Gertrudis: Sergeant, can you cook cream fritters?
Sargento Treviño: To be honest ... no. But if you want, I will try.
Gertrudis: You have never let me down before. I hope this will not be the first time.
Sargento Treviño: Yes, my general

So for New Year's Eve, we decided to do recipes from the film "Like Water for Chocolate," based on the book of the same name that comes from the Mexican "magical realism" writing tradition. The movie is a bit strange, but the food is amazing: Tortas de Navidad, Sopa de Fideos, Caldo de Colita de Res, Mole de Quajolote con Almendra y Ajonjolí, Champandongo, Chocolate y Rosca de Reyes, Frijoles Gordos con Chile a la Texcucana, and more. One thing we learned that's very important: when converting from grams to cups, the conversion for flour is different from the conversion for sugar is different from the conversion for nuts is different from.... Our mistake turned the wedding cake into an egg frittata--which was very good with salsa, but not what we had intended! But we made the correction, and the cake was a splendid success. Here it is:

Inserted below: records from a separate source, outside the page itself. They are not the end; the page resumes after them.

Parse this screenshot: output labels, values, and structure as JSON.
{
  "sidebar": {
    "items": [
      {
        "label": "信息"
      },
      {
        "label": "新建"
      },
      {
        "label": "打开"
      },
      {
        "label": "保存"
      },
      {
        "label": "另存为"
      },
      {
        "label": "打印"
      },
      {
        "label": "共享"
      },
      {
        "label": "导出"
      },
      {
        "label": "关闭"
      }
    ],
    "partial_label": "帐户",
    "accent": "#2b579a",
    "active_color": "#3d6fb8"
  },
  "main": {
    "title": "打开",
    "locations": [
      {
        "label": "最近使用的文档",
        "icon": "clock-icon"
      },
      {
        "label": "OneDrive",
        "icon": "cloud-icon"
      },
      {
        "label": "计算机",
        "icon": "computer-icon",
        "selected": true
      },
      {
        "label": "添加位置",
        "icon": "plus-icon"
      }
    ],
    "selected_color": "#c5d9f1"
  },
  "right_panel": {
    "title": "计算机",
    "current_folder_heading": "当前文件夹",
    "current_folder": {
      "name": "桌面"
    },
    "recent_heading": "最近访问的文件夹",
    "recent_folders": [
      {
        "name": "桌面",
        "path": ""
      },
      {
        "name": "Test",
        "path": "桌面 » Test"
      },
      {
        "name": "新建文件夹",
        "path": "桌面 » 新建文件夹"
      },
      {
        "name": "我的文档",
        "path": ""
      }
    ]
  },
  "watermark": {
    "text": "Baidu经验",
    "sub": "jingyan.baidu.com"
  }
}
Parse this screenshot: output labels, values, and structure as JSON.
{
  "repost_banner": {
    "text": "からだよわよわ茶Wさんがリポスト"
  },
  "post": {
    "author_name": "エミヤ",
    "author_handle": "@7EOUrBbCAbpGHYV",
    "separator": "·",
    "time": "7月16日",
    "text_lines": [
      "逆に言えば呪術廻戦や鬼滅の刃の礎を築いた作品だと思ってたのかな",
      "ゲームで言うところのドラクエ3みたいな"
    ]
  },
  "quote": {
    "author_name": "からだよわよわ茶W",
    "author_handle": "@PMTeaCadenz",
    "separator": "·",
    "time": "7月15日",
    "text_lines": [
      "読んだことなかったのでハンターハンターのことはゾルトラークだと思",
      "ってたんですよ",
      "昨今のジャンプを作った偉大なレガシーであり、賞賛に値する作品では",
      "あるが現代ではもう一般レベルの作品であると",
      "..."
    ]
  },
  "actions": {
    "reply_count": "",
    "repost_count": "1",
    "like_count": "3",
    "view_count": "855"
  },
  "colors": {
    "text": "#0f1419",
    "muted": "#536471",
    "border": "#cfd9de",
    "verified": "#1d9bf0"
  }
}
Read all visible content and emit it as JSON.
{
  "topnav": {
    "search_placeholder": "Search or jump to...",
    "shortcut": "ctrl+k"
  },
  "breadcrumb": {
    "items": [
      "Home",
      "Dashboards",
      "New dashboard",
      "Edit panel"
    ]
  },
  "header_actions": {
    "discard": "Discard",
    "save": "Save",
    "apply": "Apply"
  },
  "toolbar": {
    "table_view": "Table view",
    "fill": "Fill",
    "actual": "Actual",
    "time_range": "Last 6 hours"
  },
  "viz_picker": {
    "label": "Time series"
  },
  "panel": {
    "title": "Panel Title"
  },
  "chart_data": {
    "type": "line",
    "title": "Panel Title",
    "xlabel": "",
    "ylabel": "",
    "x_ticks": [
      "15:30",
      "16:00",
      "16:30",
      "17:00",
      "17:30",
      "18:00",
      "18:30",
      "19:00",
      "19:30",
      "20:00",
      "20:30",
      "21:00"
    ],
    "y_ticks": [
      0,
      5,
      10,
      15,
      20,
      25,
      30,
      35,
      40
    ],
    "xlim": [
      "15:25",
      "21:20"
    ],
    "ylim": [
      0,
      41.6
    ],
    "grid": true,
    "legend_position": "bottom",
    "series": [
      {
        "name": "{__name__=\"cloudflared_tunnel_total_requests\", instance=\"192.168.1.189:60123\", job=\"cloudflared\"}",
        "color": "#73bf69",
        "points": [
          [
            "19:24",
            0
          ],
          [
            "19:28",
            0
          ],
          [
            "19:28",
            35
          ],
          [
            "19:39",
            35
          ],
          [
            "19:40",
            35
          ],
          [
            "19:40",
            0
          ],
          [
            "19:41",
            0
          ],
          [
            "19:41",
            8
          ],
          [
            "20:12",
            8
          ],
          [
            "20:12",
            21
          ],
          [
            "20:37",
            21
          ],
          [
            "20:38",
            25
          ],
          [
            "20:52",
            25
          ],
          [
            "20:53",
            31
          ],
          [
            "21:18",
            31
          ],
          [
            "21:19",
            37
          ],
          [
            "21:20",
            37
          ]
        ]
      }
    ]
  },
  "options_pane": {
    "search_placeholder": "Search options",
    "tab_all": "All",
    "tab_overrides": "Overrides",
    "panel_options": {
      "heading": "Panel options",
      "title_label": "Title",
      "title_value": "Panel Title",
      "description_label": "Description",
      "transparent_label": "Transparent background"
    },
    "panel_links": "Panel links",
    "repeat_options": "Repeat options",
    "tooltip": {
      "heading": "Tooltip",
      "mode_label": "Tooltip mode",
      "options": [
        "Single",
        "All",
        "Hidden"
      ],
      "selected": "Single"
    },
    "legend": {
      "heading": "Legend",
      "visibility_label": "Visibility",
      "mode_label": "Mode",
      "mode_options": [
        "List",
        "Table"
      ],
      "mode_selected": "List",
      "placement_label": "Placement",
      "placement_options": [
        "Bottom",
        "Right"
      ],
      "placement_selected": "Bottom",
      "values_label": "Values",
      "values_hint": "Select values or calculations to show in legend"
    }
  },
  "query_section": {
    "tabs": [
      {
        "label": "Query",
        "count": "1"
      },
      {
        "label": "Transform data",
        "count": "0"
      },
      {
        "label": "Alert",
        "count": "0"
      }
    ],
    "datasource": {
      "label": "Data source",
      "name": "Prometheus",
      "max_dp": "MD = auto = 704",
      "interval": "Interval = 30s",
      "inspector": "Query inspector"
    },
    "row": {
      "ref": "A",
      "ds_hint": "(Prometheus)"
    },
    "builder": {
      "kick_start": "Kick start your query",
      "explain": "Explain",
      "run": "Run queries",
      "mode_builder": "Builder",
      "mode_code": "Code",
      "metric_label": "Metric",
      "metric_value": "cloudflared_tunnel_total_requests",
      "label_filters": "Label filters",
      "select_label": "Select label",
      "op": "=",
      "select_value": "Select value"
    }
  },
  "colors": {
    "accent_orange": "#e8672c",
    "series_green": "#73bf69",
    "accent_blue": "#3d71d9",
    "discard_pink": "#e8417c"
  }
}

This is the Three Kings' Bread, also delicious:

Ox-Tail Soup:

Beans with chile:

Wedding Capons:

Released February 17, 1993
Starring Marco Leonardi as Pedro Muzquiz, Lumi Cavazos as Tita, Regina Torné as Mamá Elena, Mario Iván Martínez as Doctor John Brown, Ada Carrasco as Nacha, Yareli Arizmendi as Rosaura, Claudette Maillé as Gertrudis, Pilar Aranda as Chencha, Farnesio de Bernal as Cura, Joaquín Garrido as Sargento Treviño, Rodolfo Arias as Juan Alejándrez, Margarita Isabel as Paquita Lobo, Sandra Arau as Esperanza Muzquiz, Andrés Garcia Jr. as Alex Brown, and Regino Herrera as Nicolás
Directed by Alfonso Arau
Screenplay by Laura Esquivel, based upon the book of the same title by Laura Esquivel
--1992 Ariel Awards, Mexico: Gold Ariel for Alfonso Arau; Silver Ariel for Best Actor (Mario Iván Martínez), Best Actress (Regina Torné), Best Actress in Minor Role (Margarita Isabel), Best Cinematography, Best Direction (Alfonso Arau), Best Production Design, Best Screenplay (Esquivel), Best Set Design, and Best Supporting Actress (Claudette Maillé)
--1993 Gramado Film Festival Audience Award (Arau) and Golden Kikito for Best Actress (Cavazos) and Best Supporting Actress (Maillé)
--1992 Guadalajara Mexican Film Festival Audience Award (Arau)
--1994 Kansas City Film Critics Circle Award for Best Foreign Film
--1993 Premios ACE for Best Actor (Martínez), Best Director (Arau), and Best Film
--1992 Sudbury Cinéfest Best International Film (Arau)

--1992 Tokyo International Film Festival: Best Actress (Cavazos) and Best Artistic Contribution (Cinematographers)